Whenever a line in the entries below contains the string "label", copy that line.

=== DATA TO PROCESS ===

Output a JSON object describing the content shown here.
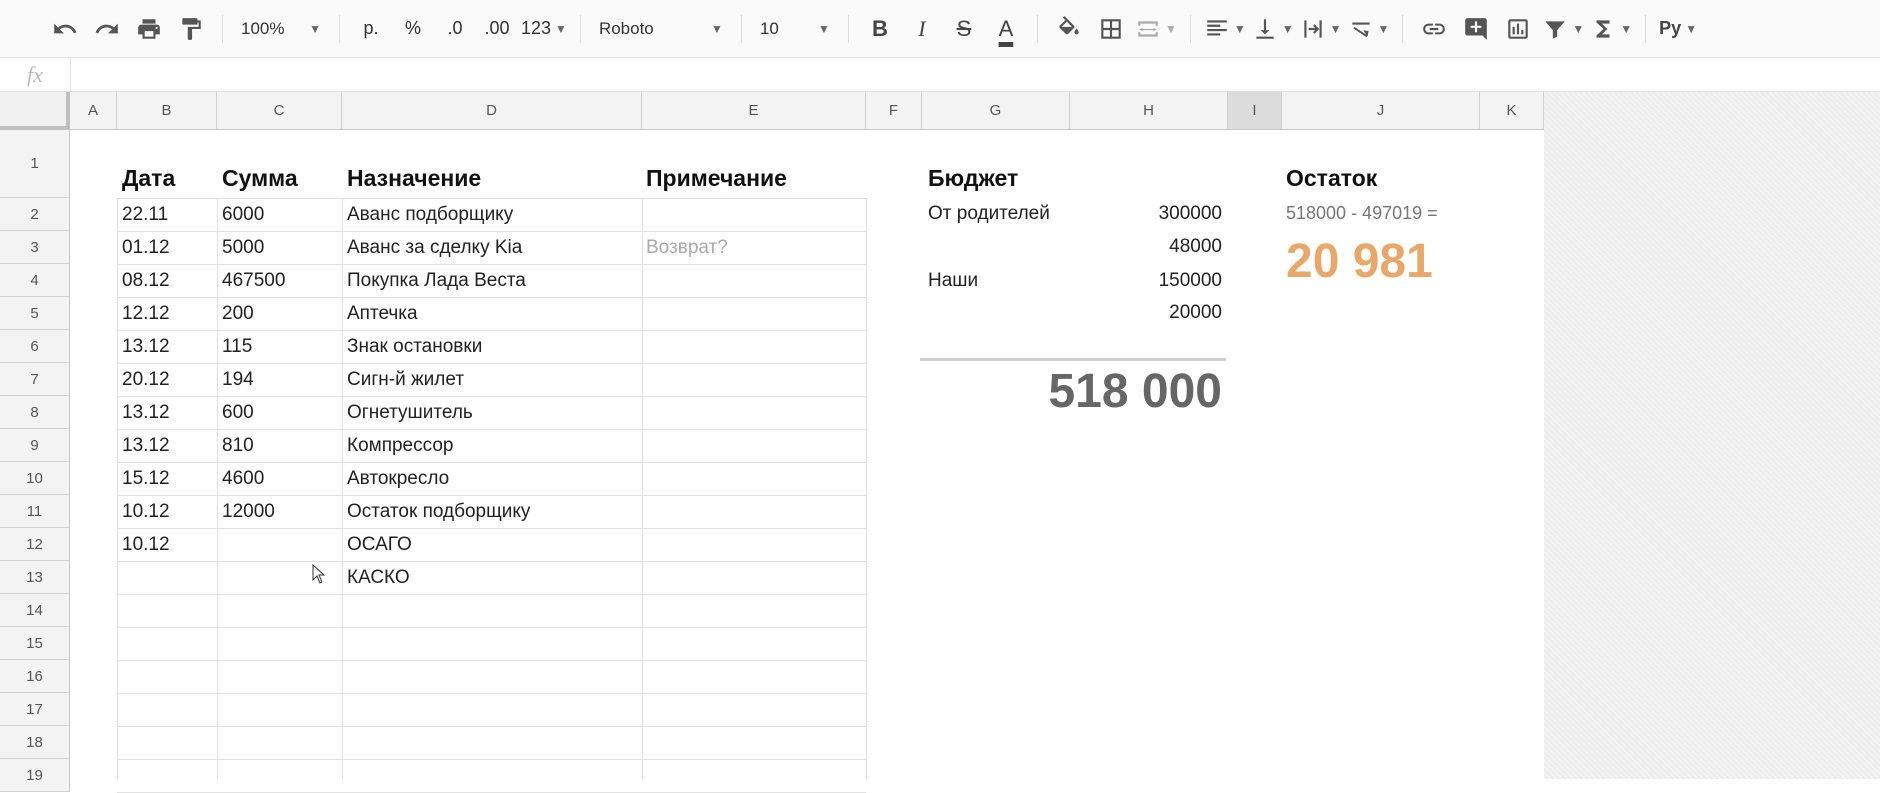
{
  "toolbar": {
    "zoom": "100%",
    "currency": "р.",
    "percent": "%",
    "dec_decrease": ".0",
    "dec_increase": ".00",
    "more_formats": "123",
    "font": "Roboto",
    "font_size": "10",
    "bold": "B",
    "italic": "I",
    "strike": "S",
    "text_color": "A",
    "input_tools": "Py",
    "text_color_value": "#000000"
  },
  "formula_bar": {
    "fx": "fx",
    "value": ""
  },
  "columns": [
    "A",
    "B",
    "C",
    "D",
    "E",
    "F",
    "G",
    "H",
    "I",
    "J",
    "K"
  ],
  "selected_column": "I",
  "rows": [
    "1",
    "2",
    "3",
    "4",
    "5",
    "6",
    "7",
    "8",
    "9",
    "10",
    "11",
    "12",
    "13",
    "14",
    "15",
    "16",
    "17",
    "18",
    "19"
  ],
  "table": {
    "headers": {
      "date": "Дата",
      "amount": "Сумма",
      "purpose": "Назначение",
      "note": "Примечание"
    },
    "entries": [
      {
        "date": "22.11",
        "amount": "6000",
        "purpose": "Аванс подборщику",
        "note": ""
      },
      {
        "date": "01.12",
        "amount": "5000",
        "purpose": "Аванс за сделку Kia",
        "note": "Возврат?"
      },
      {
        "date": "08.12",
        "amount": "467500",
        "purpose": "Покупка Лада Веста",
        "note": ""
      },
      {
        "date": "12.12",
        "amount": "200",
        "purpose": "Аптечка",
        "note": ""
      },
      {
        "date": "13.12",
        "amount": "115",
        "purpose": "Знак остановки",
        "note": ""
      },
      {
        "date": "20.12",
        "amount": "194",
        "purpose": "Сигн-й жилет",
        "note": ""
      },
      {
        "date": "13.12",
        "amount": "600",
        "purpose": "Огнетушитель",
        "note": ""
      },
      {
        "date": "13.12",
        "amount": "810",
        "purpose": "Компрессор",
        "note": ""
      },
      {
        "date": "15.12",
        "amount": "4600",
        "purpose": "Автокресло",
        "note": ""
      },
      {
        "date": "10.12",
        "amount": "12000",
        "purpose": "Остаток подборщику",
        "note": ""
      },
      {
        "date": "10.12",
        "amount": "",
        "purpose": "ОСАГО",
        "note": ""
      },
      {
        "date": "",
        "amount": "",
        "purpose": "КАСКО",
        "note": ""
      }
    ]
  },
  "budget": {
    "title": "Бюджет",
    "items": [
      {
        "label": "От родителей",
        "value": "300000"
      },
      {
        "label": "",
        "value": "48000"
      },
      {
        "label": "Наши",
        "value": "150000"
      },
      {
        "label": "",
        "value": "20000"
      }
    ],
    "total": "518 000"
  },
  "remainder": {
    "title": "Остаток",
    "formula": "518000 - 497019 =",
    "value": "20 981",
    "color": "#e8a86a"
  }
}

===

— RESPONSE —
        "label": "От родителей",
        "label": "",
        "label": "Наши",
        "label": "",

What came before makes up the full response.